The margay is a swift, powerful, wild cat that can turn its hind legs 180 degrees, enabling it to rush headfirst down a tree! It looks a bit like a sloth but is much much faster, and it can hang from branches or walk upside down by grasping them with its claws.
Despite its small size, the margay possesses enormous amber eyes that appear almost coated with coal, all of which makes it easier to see its prey at night. Unfortunately the margay is a favourite of the illegal pet and fur trade because of its stunning coat of spots and rosettes.
Visit protected forest areas and you might catch a glimpse of the margay foraging in the trees for lizards, insects, birds, and even small monkeys.
Margay populations in the wild have decreased, so the Akumal Monkey Sanctuary may be your best bet for viewing one. They can also be found in the forests of Quintana Roo, 97 miles from Tulum, but they are rarely seen, especially during the day.

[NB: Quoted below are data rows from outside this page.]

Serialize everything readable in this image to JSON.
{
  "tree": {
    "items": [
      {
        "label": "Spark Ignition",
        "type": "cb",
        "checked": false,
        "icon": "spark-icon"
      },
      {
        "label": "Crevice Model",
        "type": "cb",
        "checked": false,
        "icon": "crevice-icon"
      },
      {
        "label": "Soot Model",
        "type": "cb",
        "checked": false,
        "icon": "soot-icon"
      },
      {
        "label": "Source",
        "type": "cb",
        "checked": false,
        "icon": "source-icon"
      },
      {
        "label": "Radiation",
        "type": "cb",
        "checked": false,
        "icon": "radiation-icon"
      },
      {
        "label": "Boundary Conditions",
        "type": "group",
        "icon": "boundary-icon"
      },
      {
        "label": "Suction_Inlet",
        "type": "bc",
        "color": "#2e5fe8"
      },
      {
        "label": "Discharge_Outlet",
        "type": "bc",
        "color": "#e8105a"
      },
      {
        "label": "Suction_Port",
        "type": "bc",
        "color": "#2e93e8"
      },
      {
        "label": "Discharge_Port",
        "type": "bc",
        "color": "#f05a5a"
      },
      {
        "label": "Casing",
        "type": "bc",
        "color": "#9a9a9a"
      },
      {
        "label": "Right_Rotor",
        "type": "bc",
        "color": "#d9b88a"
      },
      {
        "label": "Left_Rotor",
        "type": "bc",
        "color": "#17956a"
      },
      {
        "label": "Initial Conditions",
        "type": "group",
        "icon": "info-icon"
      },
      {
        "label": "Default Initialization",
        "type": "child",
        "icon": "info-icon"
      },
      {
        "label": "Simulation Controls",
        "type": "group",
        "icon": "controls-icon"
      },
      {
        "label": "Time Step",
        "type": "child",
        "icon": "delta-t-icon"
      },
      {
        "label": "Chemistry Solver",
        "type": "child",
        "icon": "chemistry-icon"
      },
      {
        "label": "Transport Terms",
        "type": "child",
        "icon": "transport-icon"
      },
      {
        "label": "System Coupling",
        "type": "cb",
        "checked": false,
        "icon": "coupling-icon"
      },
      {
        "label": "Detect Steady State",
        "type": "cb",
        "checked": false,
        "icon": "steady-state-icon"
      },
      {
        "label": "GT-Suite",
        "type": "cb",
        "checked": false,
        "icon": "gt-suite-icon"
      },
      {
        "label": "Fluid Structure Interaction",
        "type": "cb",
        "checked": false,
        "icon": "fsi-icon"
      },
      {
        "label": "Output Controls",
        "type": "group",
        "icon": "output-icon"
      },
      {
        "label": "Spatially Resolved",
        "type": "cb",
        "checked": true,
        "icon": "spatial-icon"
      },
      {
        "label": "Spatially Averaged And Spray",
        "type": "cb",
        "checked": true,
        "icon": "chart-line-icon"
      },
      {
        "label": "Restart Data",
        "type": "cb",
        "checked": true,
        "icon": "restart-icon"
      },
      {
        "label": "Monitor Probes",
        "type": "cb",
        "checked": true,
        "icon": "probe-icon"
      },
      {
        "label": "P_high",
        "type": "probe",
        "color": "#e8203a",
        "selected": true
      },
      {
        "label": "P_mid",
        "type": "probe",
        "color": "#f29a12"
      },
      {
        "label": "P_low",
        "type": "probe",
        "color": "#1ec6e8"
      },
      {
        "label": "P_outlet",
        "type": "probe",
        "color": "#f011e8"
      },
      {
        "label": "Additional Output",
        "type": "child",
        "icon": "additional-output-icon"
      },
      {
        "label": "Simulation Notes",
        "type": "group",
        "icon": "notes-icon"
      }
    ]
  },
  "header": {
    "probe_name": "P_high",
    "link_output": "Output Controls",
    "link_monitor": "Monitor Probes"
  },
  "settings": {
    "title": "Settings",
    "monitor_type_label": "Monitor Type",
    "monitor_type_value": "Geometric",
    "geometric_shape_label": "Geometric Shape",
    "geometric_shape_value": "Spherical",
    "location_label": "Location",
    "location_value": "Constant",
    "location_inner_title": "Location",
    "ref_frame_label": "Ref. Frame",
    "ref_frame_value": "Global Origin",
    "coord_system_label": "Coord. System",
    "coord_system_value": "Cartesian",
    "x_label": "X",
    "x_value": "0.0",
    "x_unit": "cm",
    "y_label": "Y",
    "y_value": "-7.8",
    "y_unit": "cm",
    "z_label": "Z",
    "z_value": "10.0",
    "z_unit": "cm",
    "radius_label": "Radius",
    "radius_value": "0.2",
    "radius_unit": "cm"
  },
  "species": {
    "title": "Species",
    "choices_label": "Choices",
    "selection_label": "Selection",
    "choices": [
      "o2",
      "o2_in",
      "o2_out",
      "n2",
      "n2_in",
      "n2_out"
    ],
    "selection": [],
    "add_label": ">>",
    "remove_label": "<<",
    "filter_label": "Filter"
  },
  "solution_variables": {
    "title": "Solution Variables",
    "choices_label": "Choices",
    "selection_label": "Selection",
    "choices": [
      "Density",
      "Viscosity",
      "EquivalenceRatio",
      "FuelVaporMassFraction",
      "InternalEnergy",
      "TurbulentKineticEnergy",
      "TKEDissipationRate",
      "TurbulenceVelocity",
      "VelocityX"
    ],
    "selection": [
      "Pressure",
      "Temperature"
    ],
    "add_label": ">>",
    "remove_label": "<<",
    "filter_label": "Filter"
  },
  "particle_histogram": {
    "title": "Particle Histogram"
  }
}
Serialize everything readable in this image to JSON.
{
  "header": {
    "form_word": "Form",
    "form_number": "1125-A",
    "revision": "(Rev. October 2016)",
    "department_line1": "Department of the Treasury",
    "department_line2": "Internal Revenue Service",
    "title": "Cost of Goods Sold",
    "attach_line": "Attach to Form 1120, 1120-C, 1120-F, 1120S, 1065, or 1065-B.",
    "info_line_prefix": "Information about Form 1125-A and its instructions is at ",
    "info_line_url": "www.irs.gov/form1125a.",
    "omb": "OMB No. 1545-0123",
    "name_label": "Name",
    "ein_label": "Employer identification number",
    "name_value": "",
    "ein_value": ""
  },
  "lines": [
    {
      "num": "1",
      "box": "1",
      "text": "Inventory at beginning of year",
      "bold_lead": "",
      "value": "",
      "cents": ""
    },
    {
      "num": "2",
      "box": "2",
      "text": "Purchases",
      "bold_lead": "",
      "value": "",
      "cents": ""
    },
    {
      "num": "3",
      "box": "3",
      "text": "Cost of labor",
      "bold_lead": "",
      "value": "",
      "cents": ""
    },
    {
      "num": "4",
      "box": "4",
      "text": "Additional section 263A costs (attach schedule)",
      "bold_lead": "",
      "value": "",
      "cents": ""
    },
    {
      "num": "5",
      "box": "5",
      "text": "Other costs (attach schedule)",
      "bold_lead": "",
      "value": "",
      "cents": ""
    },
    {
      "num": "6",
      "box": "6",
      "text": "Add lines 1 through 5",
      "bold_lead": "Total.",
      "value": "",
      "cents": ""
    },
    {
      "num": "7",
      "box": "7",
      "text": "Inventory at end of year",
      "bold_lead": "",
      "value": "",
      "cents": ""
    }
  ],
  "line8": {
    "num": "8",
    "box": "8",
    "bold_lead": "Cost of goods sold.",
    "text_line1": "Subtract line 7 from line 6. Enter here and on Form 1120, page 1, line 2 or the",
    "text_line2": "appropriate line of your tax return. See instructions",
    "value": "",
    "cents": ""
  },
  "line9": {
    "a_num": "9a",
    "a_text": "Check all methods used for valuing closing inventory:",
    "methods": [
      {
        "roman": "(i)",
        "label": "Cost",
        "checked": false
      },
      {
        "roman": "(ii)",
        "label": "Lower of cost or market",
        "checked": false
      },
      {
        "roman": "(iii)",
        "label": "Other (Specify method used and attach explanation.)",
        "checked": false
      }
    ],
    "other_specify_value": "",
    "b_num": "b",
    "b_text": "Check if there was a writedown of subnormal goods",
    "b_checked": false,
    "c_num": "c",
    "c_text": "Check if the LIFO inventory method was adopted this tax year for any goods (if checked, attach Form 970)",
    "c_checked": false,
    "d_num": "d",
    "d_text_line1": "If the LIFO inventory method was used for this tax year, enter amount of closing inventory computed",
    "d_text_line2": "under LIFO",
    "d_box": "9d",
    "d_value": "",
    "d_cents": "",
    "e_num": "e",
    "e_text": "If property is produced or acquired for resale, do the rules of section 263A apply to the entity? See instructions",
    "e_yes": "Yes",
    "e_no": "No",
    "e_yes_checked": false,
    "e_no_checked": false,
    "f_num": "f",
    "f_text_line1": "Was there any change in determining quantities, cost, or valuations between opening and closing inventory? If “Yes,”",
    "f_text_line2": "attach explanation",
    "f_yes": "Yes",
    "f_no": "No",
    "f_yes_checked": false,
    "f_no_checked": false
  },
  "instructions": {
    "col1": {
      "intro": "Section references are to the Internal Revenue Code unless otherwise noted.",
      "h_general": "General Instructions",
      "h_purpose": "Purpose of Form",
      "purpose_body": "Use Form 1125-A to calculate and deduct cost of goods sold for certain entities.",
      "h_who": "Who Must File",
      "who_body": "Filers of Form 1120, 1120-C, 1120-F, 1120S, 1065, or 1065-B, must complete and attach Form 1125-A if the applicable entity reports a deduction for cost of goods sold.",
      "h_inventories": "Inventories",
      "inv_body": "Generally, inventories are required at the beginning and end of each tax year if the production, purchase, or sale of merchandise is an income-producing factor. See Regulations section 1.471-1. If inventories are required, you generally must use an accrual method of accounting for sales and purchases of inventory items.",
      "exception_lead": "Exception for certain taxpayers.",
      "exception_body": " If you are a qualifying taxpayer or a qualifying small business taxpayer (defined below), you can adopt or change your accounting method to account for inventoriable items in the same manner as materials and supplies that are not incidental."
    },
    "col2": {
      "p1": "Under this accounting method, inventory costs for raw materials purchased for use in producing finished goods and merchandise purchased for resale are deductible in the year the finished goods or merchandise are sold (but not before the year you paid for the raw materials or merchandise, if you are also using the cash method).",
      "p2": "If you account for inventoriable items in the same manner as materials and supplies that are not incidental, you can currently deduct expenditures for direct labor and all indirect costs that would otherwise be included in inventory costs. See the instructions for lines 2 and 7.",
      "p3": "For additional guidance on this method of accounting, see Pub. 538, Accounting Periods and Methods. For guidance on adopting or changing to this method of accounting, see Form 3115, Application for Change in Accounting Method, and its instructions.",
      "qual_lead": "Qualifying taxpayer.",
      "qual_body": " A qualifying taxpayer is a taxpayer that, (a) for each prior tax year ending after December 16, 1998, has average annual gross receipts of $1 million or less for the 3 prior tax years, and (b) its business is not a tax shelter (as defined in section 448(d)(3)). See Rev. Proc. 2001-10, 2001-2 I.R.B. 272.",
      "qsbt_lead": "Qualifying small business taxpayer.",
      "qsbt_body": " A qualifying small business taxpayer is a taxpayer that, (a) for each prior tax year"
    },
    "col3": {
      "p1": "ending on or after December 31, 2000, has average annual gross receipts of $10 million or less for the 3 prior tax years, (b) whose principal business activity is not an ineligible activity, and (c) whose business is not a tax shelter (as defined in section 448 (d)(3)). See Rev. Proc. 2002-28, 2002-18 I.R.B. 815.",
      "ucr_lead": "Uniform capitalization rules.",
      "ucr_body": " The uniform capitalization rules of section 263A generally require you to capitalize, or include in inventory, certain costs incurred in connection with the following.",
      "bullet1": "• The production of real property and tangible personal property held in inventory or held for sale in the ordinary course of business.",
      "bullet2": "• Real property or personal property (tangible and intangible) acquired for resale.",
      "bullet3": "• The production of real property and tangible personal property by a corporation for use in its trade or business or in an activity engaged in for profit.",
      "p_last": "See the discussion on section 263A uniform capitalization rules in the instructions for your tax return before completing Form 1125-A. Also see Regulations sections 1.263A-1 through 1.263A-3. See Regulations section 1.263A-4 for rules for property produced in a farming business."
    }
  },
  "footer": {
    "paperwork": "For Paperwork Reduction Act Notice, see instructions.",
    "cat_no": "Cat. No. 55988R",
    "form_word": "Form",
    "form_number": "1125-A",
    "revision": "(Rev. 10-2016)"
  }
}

The Five Most Dangerous Animals In Tulum
Even though Tulum offers one of the ultimate beach experiences, you should be prepared because a stonefish could seriously harm you. The stonefish is renowned for its superior underwater camouflaging abilities. If you mistake it for a rock and pick it up, it will likely sting you.
In fact this fish is so dangerous its venom can be fatal. Whenever you are in the water or the ocean, exercise caution. Most stonefish stings come about due to swimmers stepping on the fish in error.
Even though it is a diving enthusiast’s dream location, be cautious when diving in Cozumel, which is an island not far from Tulum, because stonefish can be found on the reefs there.
2. Mexican Beaded Lizard
One of two venomous lizards that may be found in Mexico, and is known for thriving in arid environments.
This enormous lizard, which may reach lengths of up to 23 to 26 inches, should be avoided as they’re highly venomous. Mexican beaded lizards get their name from the rough outer scales that give them a texture resembling beads. They have yellow markings, and a large forked tongue.
On the ruins of the ancient Mayan City of Tulum, you might come across several hissing Mexican Beaded Lizards. You should stay away from them as they are highly venomous and can inflict severe wounds. However they tend to shy away from humans and only bite when provoked.
3. Box Jellyfish
These typically seasonal creatures are to be avoided because their tentacles can be employed to administer venom.
The box jellyfish’s sting can be extremely harmful, especially to children and those with severe allergies. While the small box jellyfish found near Tulum should not be a problem, you should still exercise caution and keep an eye out for them when you visit, especially Cozumel, around 81 km away from Tulum, and Akumal, 25-minute away from Tulum.
4. Coral Snakes
Mexico’s coral snakes are renowned for thriving in a variety of settings. They enjoy spending the night in various locations, such as caves, leaf heaps, and the nation’s deserts.
Because this snake is the second most dangerous after the black mamba, it must be avoided at all costs. They can reach a maximum length of 50 centimetres and their fangs are incredibly sharp and will transport poison to the victim immediately. You can find them anywhere in Mexico.
If you’re worried about snakes when visiting Tulum, then check out our previous article about snakes in Mexico and what to watch out for.
5. Mexican Green Rattler
It’s only in Mexico where you can find this endangered species of snake. It can grow up to six feet long and has some of the best camouflage so they can easily conceal themselves in plain sight.
These snakes frequently behave like rattlesnakes and are incredibly deadly due to their hiding ability. They often eat small rodents but will warn you before attacking. Fortunately, they rarely attack people, but it’s still best to stay away from them.
These snakes can be found across the Yucatan Peninsula, so be careful while exploring the area.